Material for the task Start Marker

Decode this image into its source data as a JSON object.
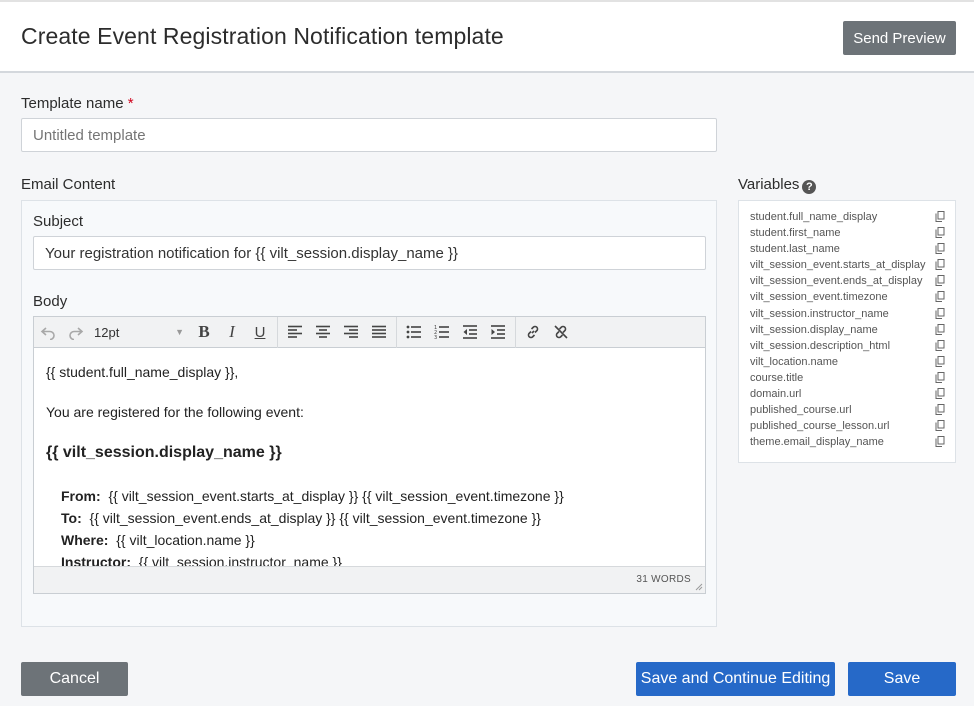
{
  "header": {
    "title": "Create Event Registration Notification template",
    "send_preview_label": "Send Preview"
  },
  "template_name": {
    "label": "Template name",
    "required_mark": "*",
    "placeholder": "Untitled template"
  },
  "email_content": {
    "label": "Email Content",
    "subject_label": "Subject",
    "subject_value": "Your registration notification for {{ vilt_session.display_name }}",
    "body_label": "Body",
    "font_size": "12pt",
    "word_count": "31 WORDS",
    "body": {
      "greeting": "{{ student.full_name_display }},",
      "intro": "You are registered for the following event:",
      "heading": "{{ vilt_session.display_name }}",
      "rows": [
        {
          "label": "From:",
          "value": "{{ vilt_session_event.starts_at_display }} {{ vilt_session_event.timezone }}"
        },
        {
          "label": "To:",
          "value": "{{ vilt_session_event.ends_at_display }} {{ vilt_session_event.timezone }}"
        },
        {
          "label": "Where:",
          "value": "{{ vilt_location.name }}"
        },
        {
          "label": "Instructor:",
          "value": "{{ vilt_session.instructor_name }}"
        }
      ]
    }
  },
  "variables": {
    "title": "Variables",
    "help_glyph": "?",
    "items": [
      "student.full_name_display",
      "student.first_name",
      "student.last_name",
      "vilt_session_event.starts_at_display",
      "vilt_session_event.ends_at_display",
      "vilt_session_event.timezone",
      "vilt_session.instructor_name",
      "vilt_session.display_name",
      "vilt_session.description_html",
      "vilt_location.name",
      "course.title",
      "domain.url",
      "published_course.url",
      "published_course_lesson.url",
      "theme.email_display_name"
    ]
  },
  "footer": {
    "cancel_label": "Cancel",
    "save_continue_label": "Save and Continue Editing",
    "save_label": "Save"
  },
  "colors": {
    "primary": "#2669c8",
    "secondary": "#6d7378",
    "required": "#d0021b"
  }
}
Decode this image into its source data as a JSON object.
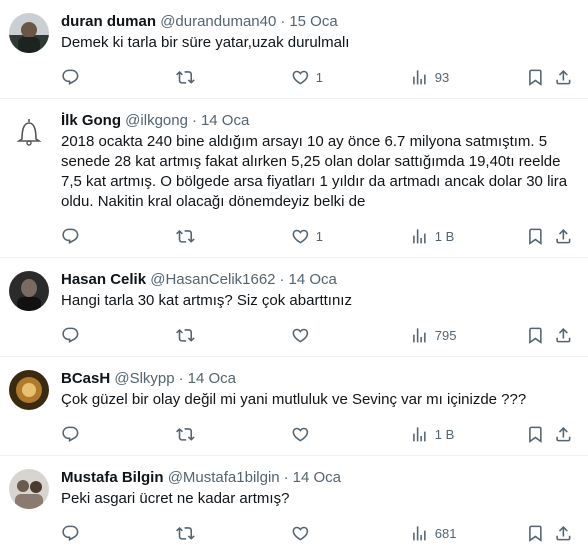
{
  "tweets": [
    {
      "name": "duran duman",
      "handle": "@duranduman40",
      "date": "15 Oca",
      "text": "Demek ki tarla bir süre yatar,uzak durulmalı",
      "likes": "1",
      "views": "93"
    },
    {
      "name": "İlk Gong",
      "handle": "@ilkgong",
      "date": "14 Oca",
      "text": "2018 ocakta 240 bine aldığım arsayı 10 ay önce 6.7 milyona satmıştım. 5 senede 28 kat artmış fakat alırken 5,25 olan dolar sattığımda 19,40tı reelde 7,5 kat artmış. O bölgede arsa fiyatları 1 yıldır da artmadı ancak dolar 30 lira oldu. Nakitin kral olacağı dönemdeyiz belki de",
      "likes": "1",
      "views": "1 B"
    },
    {
      "name": "Hasan Celik",
      "handle": "@HasanCelik1662",
      "date": "14 Oca",
      "text": "Hangi tarla 30 kat artmış? Siz çok abarttınız",
      "likes": "",
      "views": "795"
    },
    {
      "name": "BCasH",
      "handle": "@Slkypp",
      "date": "14 Oca",
      "text": "Çok güzel bir olay değil mi yani mutluluk ve Sevinç var mı içinizde ???",
      "likes": "",
      "views": "1 B"
    },
    {
      "name": "Mustafa Bilgin",
      "handle": "@Mustafa1bilgin",
      "date": "14 Oca",
      "text": "Peki asgari ücret ne kadar artmış?",
      "likes": "",
      "views": "681"
    }
  ],
  "header_separator": "·",
  "colors": {
    "text_primary": "#0f1419",
    "text_secondary": "#536471",
    "divider": "#eff3f4"
  },
  "icons": [
    "reply-icon",
    "retweet-icon",
    "like-icon",
    "views-icon",
    "bookmark-icon",
    "share-icon"
  ]
}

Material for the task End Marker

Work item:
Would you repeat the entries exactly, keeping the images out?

Finished task:
Decode this image into its source data as a JSON object.
{
  "header": {
    "title": "Create Event Registration Notification template",
    "send_preview_label": "Send Preview"
  },
  "template_name": {
    "label": "Template name",
    "required_mark": "*",
    "placeholder": "Untitled template"
  },
  "email_content": {
    "label": "Email Content",
    "subject_label": "Subject",
    "subject_value": "Your registration notification for {{ vilt_session.display_name }}",
    "body_label": "Body",
    "font_size": "12pt",
    "word_count": "31 WORDS",
    "body": {
      "greeting": "{{ student.full_name_display }},",
      "intro": "You are registered for the following event:",
      "heading": "{{ vilt_session.display_name }}",
      "rows": [
        {
          "label": "From:",
          "value": "{{ vilt_session_event.starts_at_display }} {{ vilt_session_event.timezone }}"
        },
        {
          "label": "To:",
          "value": "{{ vilt_session_event.ends_at_display }} {{ vilt_session_event.timezone }}"
        },
        {
          "label": "Where:",
          "value": "{{ vilt_location.name }}"
        },
        {
          "label": "Instructor:",
          "value": "{{ vilt_session.instructor_name }}"
        }
      ]
    }
  },
  "variables": {
    "title": "Variables",
    "help_glyph": "?",
    "items": [
      "student.full_name_display",
      "student.first_name",
      "student.last_name",
      "vilt_session_event.starts_at_display",
      "vilt_session_event.ends_at_display",
      "vilt_session_event.timezone",
      "vilt_session.instructor_name",
      "vilt_session.display_name",
      "vilt_session.description_html",
      "vilt_location.name",
      "course.title",
      "domain.url",
      "published_course.url",
      "published_course_lesson.url",
      "theme.email_display_name"
    ]
  },
  "footer": {
    "cancel_label": "Cancel",
    "save_continue_label": "Save and Continue Editing",
    "save_label": "Save"
  },
  "colors": {
    "primary": "#2669c8",
    "secondary": "#6d7378",
    "required": "#d0021b"
  }
}
Decode this image into its source data as a JSON object.
{
  "tweets": [
    {
      "name": "duran duman",
      "handle": "@duranduman40",
      "date": "15 Oca",
      "text": "Demek ki tarla bir süre yatar,uzak durulmalı",
      "likes": "1",
      "views": "93"
    },
    {
      "name": "İlk Gong",
      "handle": "@ilkgong",
      "date": "14 Oca",
      "text": "2018 ocakta 240 bine aldığım arsayı 10 ay önce 6.7 milyona satmıştım. 5 senede 28 kat artmış fakat alırken 5,25 olan dolar sattığımda 19,40tı reelde 7,5 kat artmış. O bölgede arsa fiyatları 1 yıldır da artmadı ancak dolar 30 lira oldu. Nakitin kral olacağı dönemdeyiz belki de",
      "likes": "1",
      "views": "1 B"
    },
    {
      "name": "Hasan Celik",
      "handle": "@HasanCelik1662",
      "date": "14 Oca",
      "text": "Hangi tarla 30 kat artmış? Siz çok abarttınız",
      "likes": "",
      "views": "795"
    },
    {
      "name": "BCasH",
      "handle": "@Slkypp",
      "date": "14 Oca",
      "text": "Çok güzel bir olay değil mi yani mutluluk ve Sevinç var mı içinizde ???",
      "likes": "",
      "views": "1 B"
    },
    {
      "name": "Mustafa Bilgin",
      "handle": "@Mustafa1bilgin",
      "date": "14 Oca",
      "text": "Peki asgari ücret ne kadar artmış?",
      "likes": "",
      "views": "681"
    }
  ],
  "header_separator": "·",
  "colors": {
    "text_primary": "#0f1419",
    "text_secondary": "#536471",
    "divider": "#eff3f4"
  },
  "icons": [
    "reply-icon",
    "retweet-icon",
    "like-icon",
    "views-icon",
    "bookmark-icon",
    "share-icon"
  ]
}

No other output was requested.